Take every line from the records below that includes the word "JSON".

━━ MATERIAL SHOWN ━━

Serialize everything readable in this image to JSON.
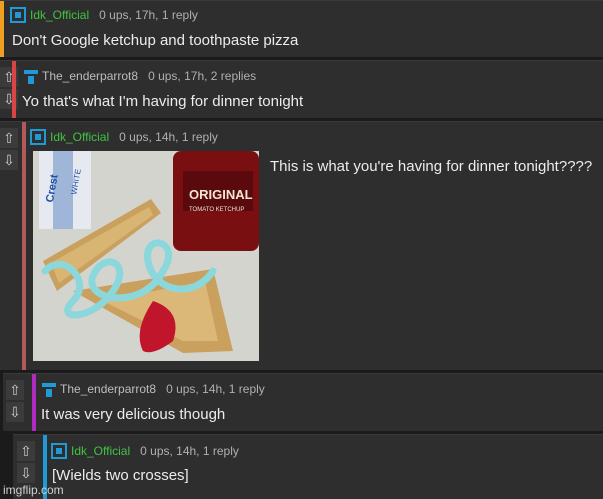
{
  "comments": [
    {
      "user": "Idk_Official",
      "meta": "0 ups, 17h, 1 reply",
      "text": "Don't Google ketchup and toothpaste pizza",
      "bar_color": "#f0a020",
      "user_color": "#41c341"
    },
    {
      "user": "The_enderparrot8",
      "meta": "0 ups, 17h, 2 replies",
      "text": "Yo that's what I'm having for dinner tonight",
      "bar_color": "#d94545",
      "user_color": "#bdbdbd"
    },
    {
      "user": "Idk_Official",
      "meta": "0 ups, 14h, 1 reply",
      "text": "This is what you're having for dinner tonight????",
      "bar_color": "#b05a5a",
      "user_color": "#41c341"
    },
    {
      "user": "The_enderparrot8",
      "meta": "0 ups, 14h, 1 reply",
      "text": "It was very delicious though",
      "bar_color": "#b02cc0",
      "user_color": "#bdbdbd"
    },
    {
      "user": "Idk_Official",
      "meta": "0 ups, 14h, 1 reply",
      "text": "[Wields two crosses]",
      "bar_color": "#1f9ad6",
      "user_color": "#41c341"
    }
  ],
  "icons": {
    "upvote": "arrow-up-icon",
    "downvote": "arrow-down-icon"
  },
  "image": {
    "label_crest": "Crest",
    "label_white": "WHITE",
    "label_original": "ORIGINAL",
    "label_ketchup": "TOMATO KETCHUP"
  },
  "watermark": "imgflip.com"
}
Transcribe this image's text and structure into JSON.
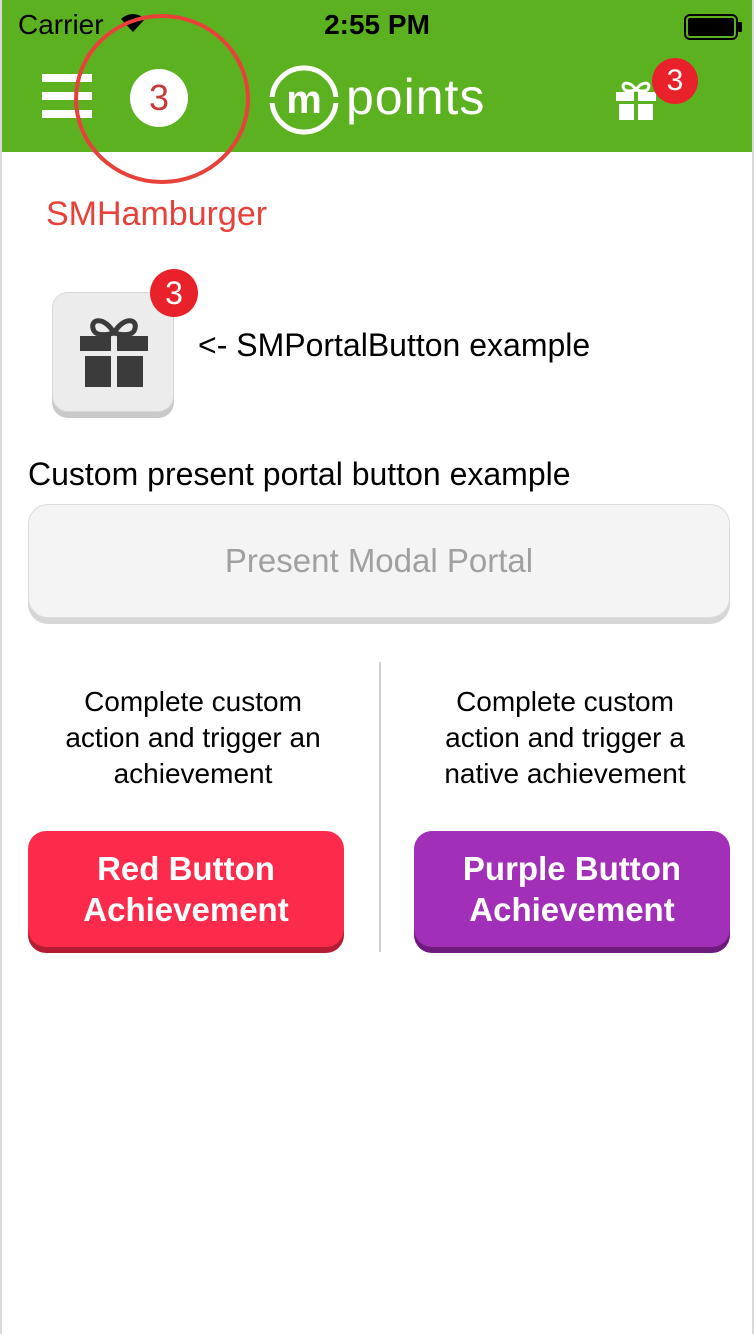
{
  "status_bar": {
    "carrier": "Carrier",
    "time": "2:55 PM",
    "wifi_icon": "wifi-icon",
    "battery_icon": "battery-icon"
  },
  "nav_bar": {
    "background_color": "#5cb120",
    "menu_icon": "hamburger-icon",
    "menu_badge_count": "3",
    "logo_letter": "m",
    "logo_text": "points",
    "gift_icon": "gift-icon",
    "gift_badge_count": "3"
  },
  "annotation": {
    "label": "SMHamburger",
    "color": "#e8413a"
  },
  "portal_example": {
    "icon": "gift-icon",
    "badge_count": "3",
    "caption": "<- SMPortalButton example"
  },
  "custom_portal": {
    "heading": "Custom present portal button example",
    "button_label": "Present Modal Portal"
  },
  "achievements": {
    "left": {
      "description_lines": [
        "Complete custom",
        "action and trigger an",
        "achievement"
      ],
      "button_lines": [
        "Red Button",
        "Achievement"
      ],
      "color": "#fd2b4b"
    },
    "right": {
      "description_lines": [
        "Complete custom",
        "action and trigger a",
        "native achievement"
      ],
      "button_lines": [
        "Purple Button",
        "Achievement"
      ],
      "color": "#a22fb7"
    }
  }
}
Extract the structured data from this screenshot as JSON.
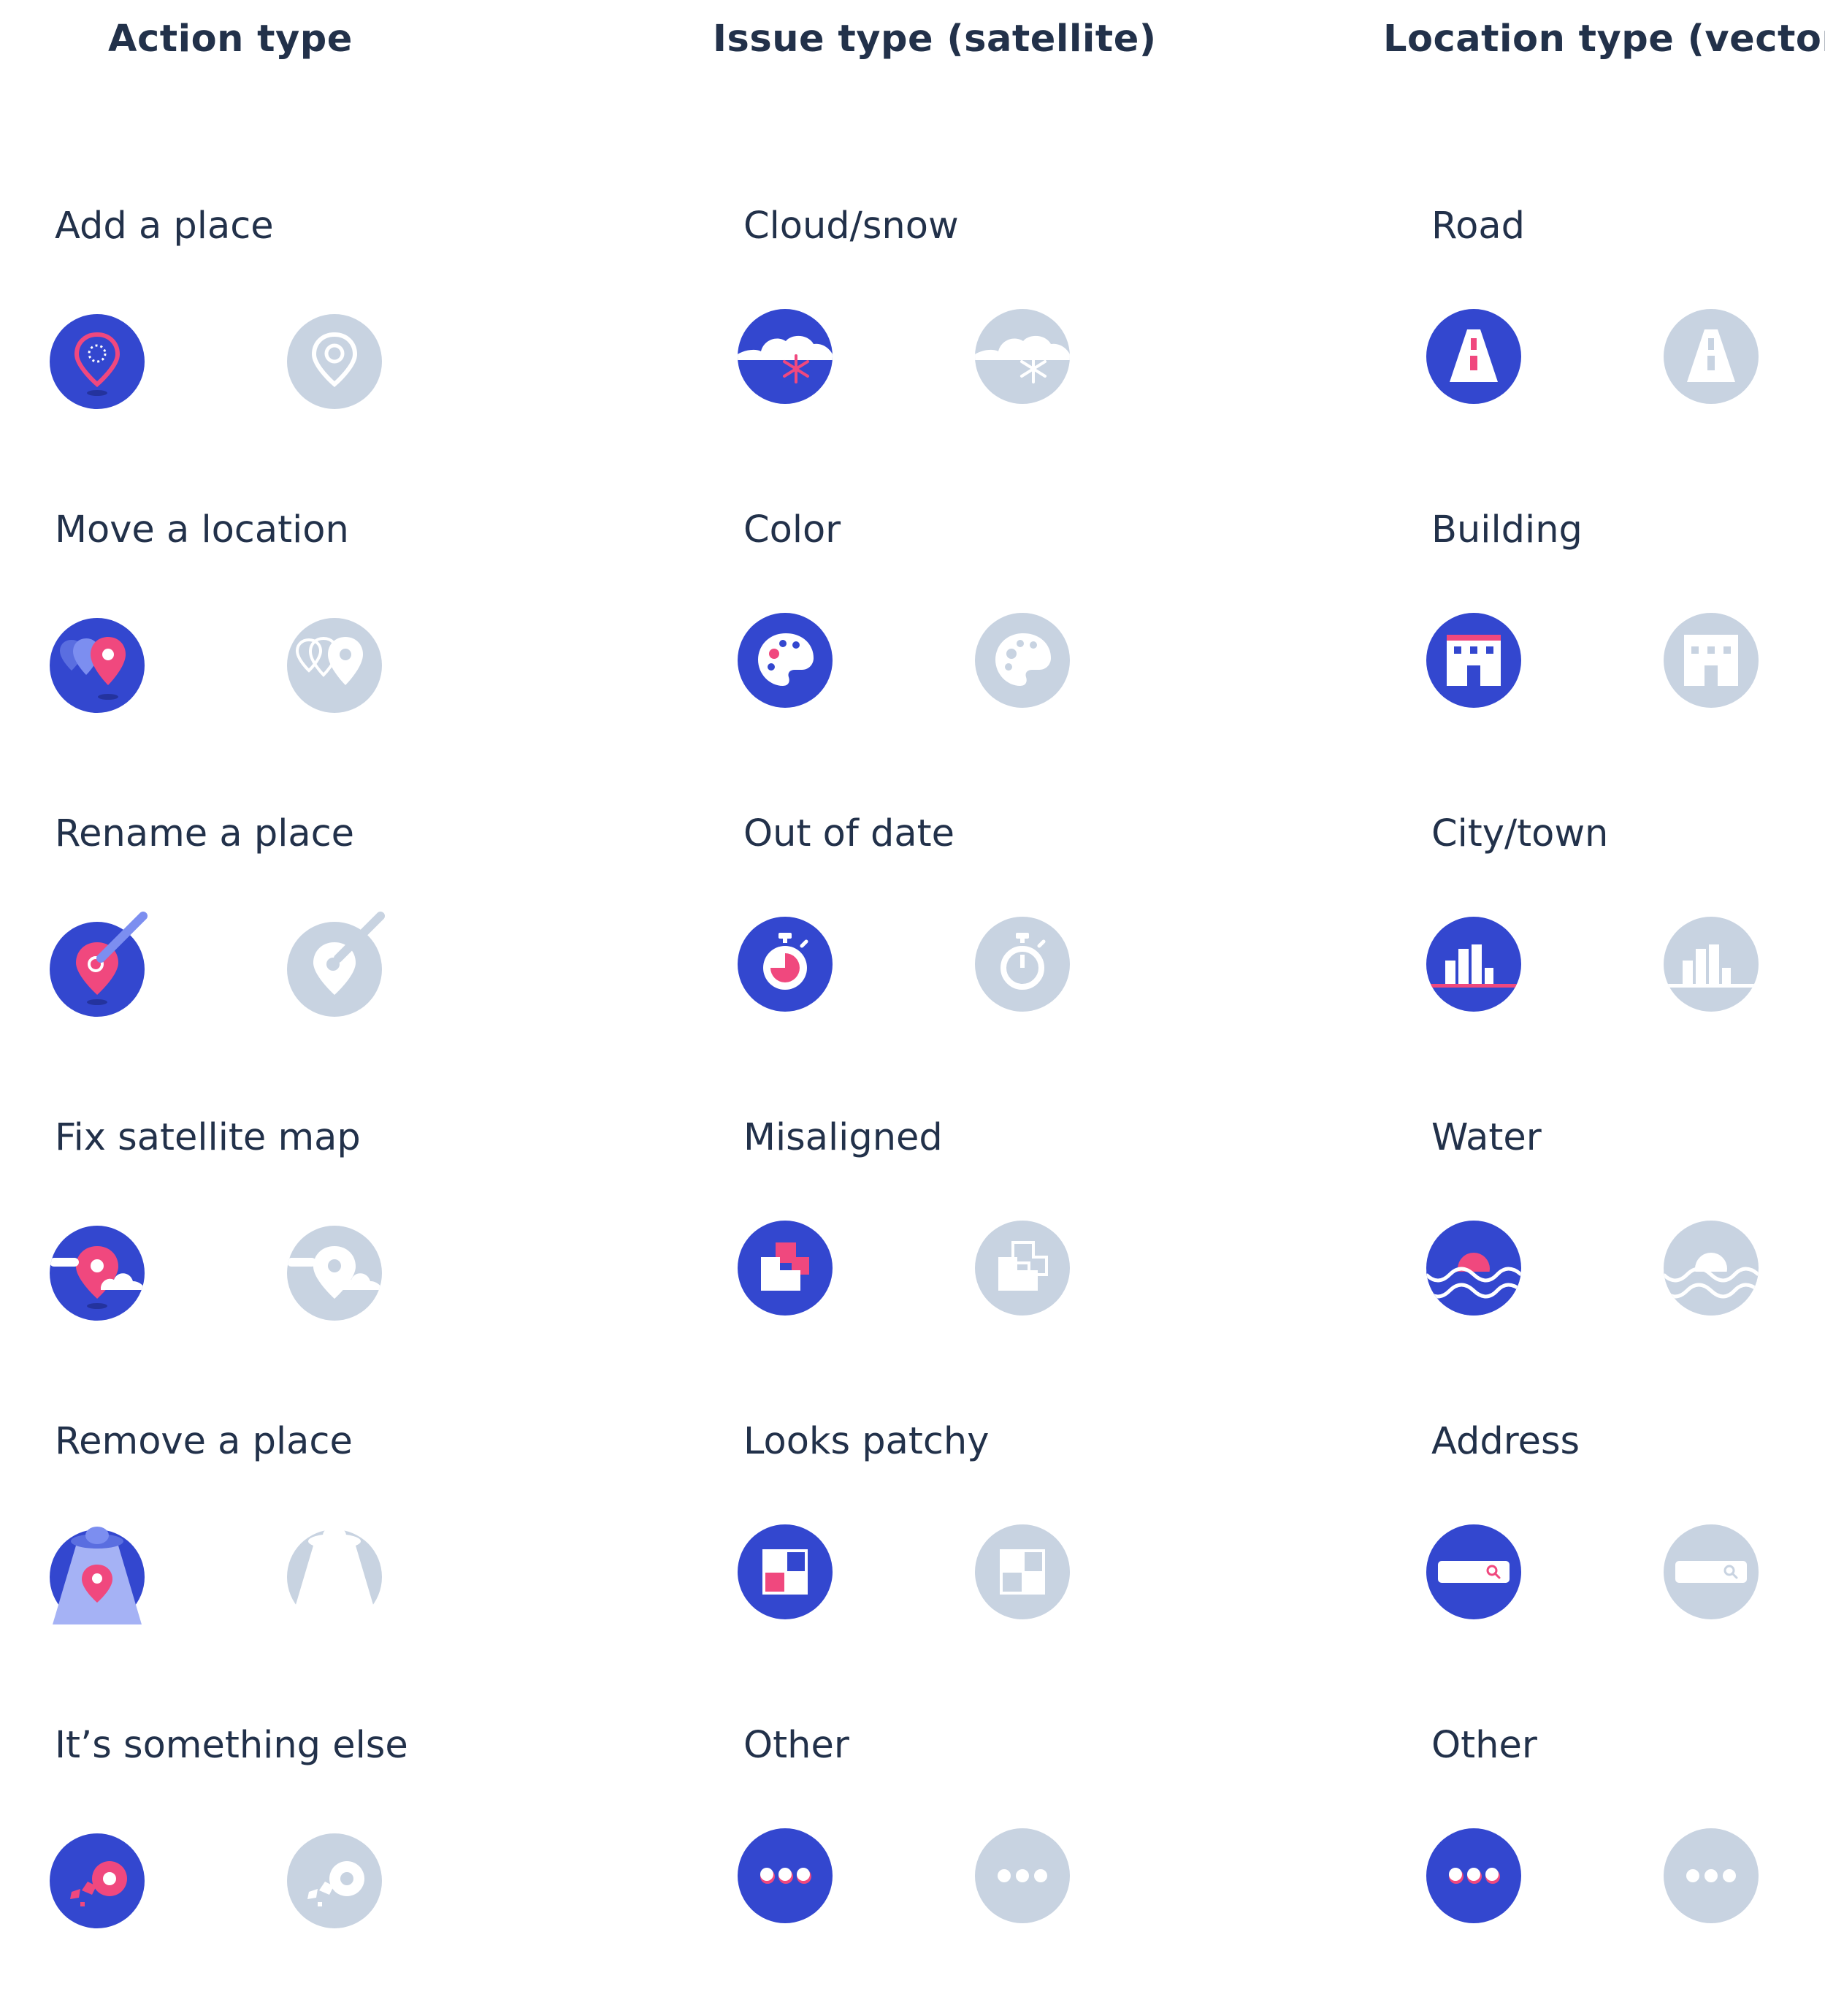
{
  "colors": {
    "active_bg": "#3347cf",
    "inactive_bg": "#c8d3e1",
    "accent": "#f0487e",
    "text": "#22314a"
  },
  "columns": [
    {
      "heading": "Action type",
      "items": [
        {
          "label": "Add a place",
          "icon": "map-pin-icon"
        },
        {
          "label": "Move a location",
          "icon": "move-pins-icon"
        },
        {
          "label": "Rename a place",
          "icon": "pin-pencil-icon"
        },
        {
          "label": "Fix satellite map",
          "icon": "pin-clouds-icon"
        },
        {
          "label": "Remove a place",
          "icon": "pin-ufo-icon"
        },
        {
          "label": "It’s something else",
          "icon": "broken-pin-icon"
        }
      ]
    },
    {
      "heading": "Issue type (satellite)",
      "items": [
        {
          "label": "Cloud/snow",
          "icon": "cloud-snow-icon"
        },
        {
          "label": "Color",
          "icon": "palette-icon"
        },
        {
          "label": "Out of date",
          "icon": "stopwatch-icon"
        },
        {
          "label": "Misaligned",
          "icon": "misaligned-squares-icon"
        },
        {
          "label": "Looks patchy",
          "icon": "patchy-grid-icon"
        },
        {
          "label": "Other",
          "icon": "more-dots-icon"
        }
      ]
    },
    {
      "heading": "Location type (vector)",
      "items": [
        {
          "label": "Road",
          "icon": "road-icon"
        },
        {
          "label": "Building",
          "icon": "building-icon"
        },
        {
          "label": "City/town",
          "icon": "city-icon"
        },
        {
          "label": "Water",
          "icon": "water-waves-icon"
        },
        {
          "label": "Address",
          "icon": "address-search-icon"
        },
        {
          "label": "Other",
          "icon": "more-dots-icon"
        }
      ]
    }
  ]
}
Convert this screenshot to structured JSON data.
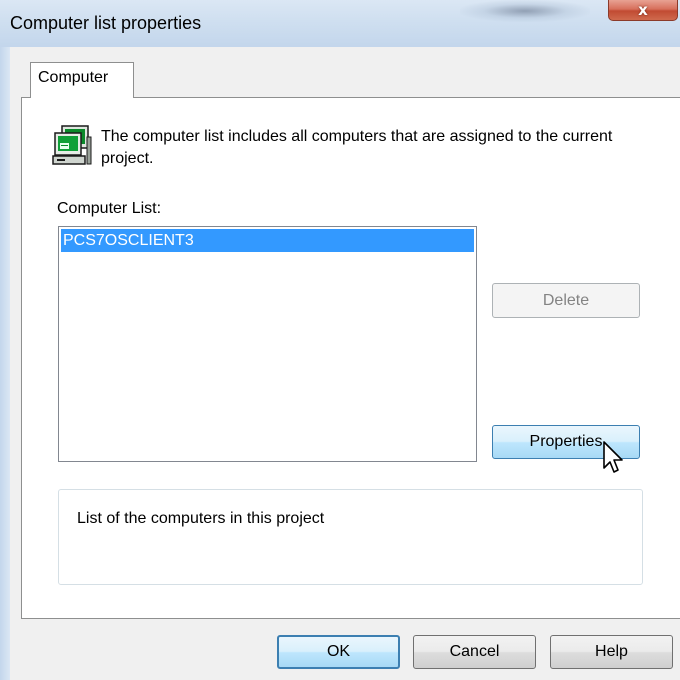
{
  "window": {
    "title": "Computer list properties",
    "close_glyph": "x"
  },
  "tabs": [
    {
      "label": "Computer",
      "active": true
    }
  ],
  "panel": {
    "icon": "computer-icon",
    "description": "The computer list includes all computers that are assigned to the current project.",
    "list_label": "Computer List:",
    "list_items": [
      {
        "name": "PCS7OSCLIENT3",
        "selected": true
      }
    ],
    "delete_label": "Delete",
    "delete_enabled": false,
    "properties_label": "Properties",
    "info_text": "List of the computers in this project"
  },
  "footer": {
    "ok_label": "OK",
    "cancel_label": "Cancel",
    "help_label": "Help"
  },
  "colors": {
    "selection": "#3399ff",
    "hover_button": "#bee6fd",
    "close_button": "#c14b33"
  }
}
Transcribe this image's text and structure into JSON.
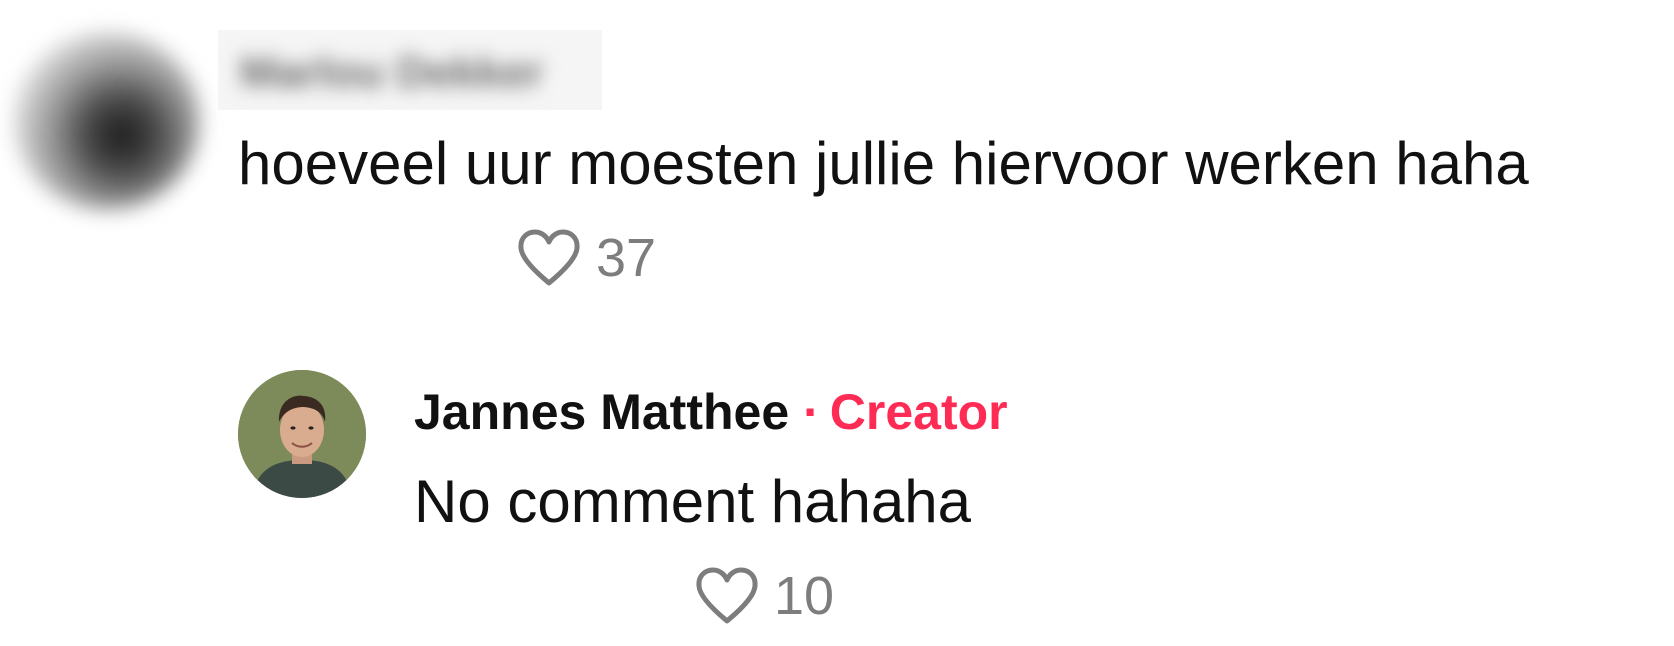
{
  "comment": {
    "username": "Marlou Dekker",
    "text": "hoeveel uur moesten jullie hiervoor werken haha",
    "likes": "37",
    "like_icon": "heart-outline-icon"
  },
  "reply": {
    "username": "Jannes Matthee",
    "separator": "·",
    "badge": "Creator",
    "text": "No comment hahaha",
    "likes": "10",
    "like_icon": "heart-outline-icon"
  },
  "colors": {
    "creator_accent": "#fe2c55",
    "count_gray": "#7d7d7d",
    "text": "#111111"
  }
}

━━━

**SOLUTION**:
Serialize everything readable in this image to JSON.
Transcribe this image's text and structure into JSON.
Extract the structured data from this screenshot as JSON.
Convert this screenshot to structured JSON data.
Transcribe this image's text and structure into JSON.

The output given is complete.